## Task to carry out
Copy the data as given. No line may be skipped.

## Given information
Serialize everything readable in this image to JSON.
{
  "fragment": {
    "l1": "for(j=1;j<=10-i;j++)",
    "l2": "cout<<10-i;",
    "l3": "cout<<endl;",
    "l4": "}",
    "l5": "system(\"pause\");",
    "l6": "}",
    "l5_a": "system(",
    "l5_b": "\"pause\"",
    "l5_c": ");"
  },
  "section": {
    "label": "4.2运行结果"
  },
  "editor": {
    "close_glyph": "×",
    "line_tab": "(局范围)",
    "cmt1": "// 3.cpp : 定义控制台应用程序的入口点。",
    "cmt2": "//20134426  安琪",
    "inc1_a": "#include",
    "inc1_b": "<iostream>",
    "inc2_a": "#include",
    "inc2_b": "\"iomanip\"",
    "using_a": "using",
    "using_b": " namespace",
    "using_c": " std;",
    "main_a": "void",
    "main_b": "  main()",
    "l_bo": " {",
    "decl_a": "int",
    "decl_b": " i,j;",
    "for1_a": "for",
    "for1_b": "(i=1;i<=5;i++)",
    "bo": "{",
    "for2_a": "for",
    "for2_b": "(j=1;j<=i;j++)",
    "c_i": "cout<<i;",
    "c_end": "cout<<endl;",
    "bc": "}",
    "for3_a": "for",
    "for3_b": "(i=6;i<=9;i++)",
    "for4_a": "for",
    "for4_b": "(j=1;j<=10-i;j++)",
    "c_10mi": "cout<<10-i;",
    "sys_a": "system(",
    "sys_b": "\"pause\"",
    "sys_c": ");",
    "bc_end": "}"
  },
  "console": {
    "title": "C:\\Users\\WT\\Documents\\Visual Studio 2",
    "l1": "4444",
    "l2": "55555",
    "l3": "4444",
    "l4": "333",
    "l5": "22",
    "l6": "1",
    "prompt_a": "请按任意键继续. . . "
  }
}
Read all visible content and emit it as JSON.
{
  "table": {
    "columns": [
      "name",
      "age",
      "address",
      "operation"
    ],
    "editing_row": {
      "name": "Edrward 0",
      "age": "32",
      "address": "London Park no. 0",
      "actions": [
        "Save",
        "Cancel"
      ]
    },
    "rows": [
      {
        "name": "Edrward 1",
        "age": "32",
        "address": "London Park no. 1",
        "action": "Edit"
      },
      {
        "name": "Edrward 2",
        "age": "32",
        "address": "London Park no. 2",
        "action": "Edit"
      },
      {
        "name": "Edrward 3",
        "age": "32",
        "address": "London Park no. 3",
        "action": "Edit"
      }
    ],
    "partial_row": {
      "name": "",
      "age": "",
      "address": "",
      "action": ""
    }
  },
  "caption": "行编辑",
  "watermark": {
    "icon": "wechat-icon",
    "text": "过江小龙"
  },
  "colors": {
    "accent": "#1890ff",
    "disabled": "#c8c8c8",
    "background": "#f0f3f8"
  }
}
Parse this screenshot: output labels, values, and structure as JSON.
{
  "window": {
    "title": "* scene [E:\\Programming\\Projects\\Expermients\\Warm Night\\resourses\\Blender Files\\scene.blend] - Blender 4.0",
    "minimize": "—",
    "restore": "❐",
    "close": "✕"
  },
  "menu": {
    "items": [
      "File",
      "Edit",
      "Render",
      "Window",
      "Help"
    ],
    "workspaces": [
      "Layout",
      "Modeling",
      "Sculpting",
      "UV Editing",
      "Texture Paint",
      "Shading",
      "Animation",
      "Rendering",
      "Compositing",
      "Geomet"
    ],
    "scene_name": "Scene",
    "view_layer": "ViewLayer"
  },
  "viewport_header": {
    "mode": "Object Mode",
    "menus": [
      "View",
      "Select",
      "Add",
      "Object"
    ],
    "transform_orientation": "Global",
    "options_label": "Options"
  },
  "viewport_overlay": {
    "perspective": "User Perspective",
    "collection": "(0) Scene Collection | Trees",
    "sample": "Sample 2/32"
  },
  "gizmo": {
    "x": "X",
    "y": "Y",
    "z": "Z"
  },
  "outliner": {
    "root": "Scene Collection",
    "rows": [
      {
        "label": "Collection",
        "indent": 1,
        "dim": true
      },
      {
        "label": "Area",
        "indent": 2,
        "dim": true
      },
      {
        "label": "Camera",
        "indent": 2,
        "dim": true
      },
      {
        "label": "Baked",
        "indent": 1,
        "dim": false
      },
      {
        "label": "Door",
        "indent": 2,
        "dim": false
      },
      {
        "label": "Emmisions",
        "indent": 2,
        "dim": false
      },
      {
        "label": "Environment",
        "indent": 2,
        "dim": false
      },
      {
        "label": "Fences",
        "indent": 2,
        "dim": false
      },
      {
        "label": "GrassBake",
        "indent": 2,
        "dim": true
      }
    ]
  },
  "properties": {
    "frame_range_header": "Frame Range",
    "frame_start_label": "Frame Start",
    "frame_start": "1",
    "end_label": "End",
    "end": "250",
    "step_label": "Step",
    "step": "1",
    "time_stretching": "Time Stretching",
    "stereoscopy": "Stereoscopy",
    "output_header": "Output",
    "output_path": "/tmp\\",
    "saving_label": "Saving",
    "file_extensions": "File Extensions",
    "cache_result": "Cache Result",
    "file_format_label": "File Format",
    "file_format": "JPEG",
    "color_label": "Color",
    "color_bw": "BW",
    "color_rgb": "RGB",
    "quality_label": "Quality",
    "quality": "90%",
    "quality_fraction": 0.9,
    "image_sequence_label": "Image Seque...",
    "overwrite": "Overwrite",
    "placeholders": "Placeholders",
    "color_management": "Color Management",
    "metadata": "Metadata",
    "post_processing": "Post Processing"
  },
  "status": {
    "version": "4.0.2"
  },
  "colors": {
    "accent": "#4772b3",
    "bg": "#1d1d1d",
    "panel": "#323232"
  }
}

## Result for this exercise
Serialize everything readable in this image to JSON.
{
  "fragment": {
    "l1": "for(j=1;j<=10-i;j++)",
    "l2": "cout<<10-i;",
    "l3": "cout<<endl;",
    "l4": "}",
    "l5": "system(\"pause\");",
    "l6": "}",
    "l5_a": "system(",
    "l5_b": "\"pause\"",
    "l5_c": ");"
  },
  "section": {
    "label": "4.2运行结果"
  },
  "editor": {
    "close_glyph": "×",
    "line_tab": "(局范围)",
    "cmt1": "// 3.cpp : 定义控制台应用程序的入口点。",
    "cmt2": "//20134426  安琪",
    "inc1_a": "#include",
    "inc1_b": "<iostream>",
    "inc2_a": "#include",
    "inc2_b": "\"iomanip\"",
    "using_a": "using",
    "using_b": " namespace",
    "using_c": " std;",
    "main_a": "void",
    "main_b": "  main()",
    "l_bo": " {",
    "decl_a": "int",
    "decl_b": " i,j;",
    "for1_a": "for",
    "for1_b": "(i=1;i<=5;i++)",
    "bo": "{",
    "for2_a": "for",
    "for2_b": "(j=1;j<=i;j++)",
    "c_i": "cout<<i;",
    "c_end": "cout<<endl;",
    "bc": "}",
    "for3_a": "for",
    "for3_b": "(i=6;i<=9;i++)",
    "for4_a": "for",
    "for4_b": "(j=1;j<=10-i;j++)",
    "c_10mi": "cout<<10-i;",
    "sys_a": "system(",
    "sys_b": "\"pause\"",
    "sys_c": ");",
    "bc_end": "}"
  },
  "console": {
    "title": "C:\\Users\\WT\\Documents\\Visual Studio 2",
    "l1": "4444",
    "l2": "55555",
    "l3": "4444",
    "l4": "333",
    "l5": "22",
    "l6": "1",
    "prompt_a": "请按任意键继续. . . "
  }
}
Read all visible content and emit it as JSON.
{
  "table": {
    "columns": [
      "name",
      "age",
      "address",
      "operation"
    ],
    "editing_row": {
      "name": "Edrward 0",
      "age": "32",
      "address": "London Park no. 0",
      "actions": [
        "Save",
        "Cancel"
      ]
    },
    "rows": [
      {
        "name": "Edrward 1",
        "age": "32",
        "address": "London Park no. 1",
        "action": "Edit"
      },
      {
        "name": "Edrward 2",
        "age": "32",
        "address": "London Park no. 2",
        "action": "Edit"
      },
      {
        "name": "Edrward 3",
        "age": "32",
        "address": "London Park no. 3",
        "action": "Edit"
      }
    ],
    "partial_row": {
      "name": "",
      "age": "",
      "address": "",
      "action": ""
    }
  },
  "caption": "行编辑",
  "watermark": {
    "icon": "wechat-icon",
    "text": "过江小龙"
  },
  "colors": {
    "accent": "#1890ff",
    "disabled": "#c8c8c8",
    "background": "#f0f3f8"
  }
}
Parse this screenshot: output labels, values, and structure as JSON.
{
  "window": {
    "title": "* scene [E:\\Programming\\Projects\\Expermients\\Warm Night\\resourses\\Blender Files\\scene.blend] - Blender 4.0",
    "minimize": "—",
    "restore": "❐",
    "close": "✕"
  },
  "menu": {
    "items": [
      "File",
      "Edit",
      "Render",
      "Window",
      "Help"
    ],
    "workspaces": [
      "Layout",
      "Modeling",
      "Sculpting",
      "UV Editing",
      "Texture Paint",
      "Shading",
      "Animation",
      "Rendering",
      "Compositing",
      "Geomet"
    ],
    "scene_name": "Scene",
    "view_layer": "ViewLayer"
  },
  "viewport_header": {
    "mode": "Object Mode",
    "menus": [
      "View",
      "Select",
      "Add",
      "Object"
    ],
    "transform_orientation": "Global",
    "options_label": "Options"
  },
  "viewport_overlay": {
    "perspective": "User Perspective",
    "collection": "(0) Scene Collection | Trees",
    "sample": "Sample 2/32"
  },
  "gizmo": {
    "x": "X",
    "y": "Y",
    "z": "Z"
  },
  "outliner": {
    "root": "Scene Collection",
    "rows": [
      {
        "label": "Collection",
        "indent": 1,
        "dim": true
      },
      {
        "label": "Area",
        "indent": 2,
        "dim": true
      },
      {
        "label": "Camera",
        "indent": 2,
        "dim": true
      },
      {
        "label": "Baked",
        "indent": 1,
        "dim": false
      },
      {
        "label": "Door",
        "indent": 2,
        "dim": false
      },
      {
        "label": "Emmisions",
        "indent": 2,
        "dim": false
      },
      {
        "label": "Environment",
        "indent": 2,
        "dim": false
      },
      {
        "label": "Fences",
        "indent": 2,
        "dim": false
      },
      {
        "label": "GrassBake",
        "indent": 2,
        "dim": true
      }
    ]
  },
  "properties": {
    "frame_range_header": "Frame Range",
    "frame_start_label": "Frame Start",
    "frame_start": "1",
    "end_label": "End",
    "end": "250",
    "step_label": "Step",
    "step": "1",
    "time_stretching": "Time Stretching",
    "stereoscopy": "Stereoscopy",
    "output_header": "Output",
    "output_path": "/tmp\\",
    "saving_label": "Saving",
    "file_extensions": "File Extensions",
    "cache_result": "Cache Result",
    "file_format_label": "File Format",
    "file_format": "JPEG",
    "color_label": "Color",
    "color_bw": "BW",
    "color_rgb": "RGB",
    "quality_label": "Quality",
    "quality": "90%",
    "quality_fraction": 0.9,
    "image_sequence_label": "Image Seque...",
    "overwrite": "Overwrite",
    "placeholders": "Placeholders",
    "color_management": "Color Management",
    "metadata": "Metadata",
    "post_processing": "Post Processing"
  },
  "status": {
    "version": "4.0.2"
  },
  "colors": {
    "accent": "#4772b3",
    "bg": "#1d1d1d",
    "panel": "#323232"
  }
}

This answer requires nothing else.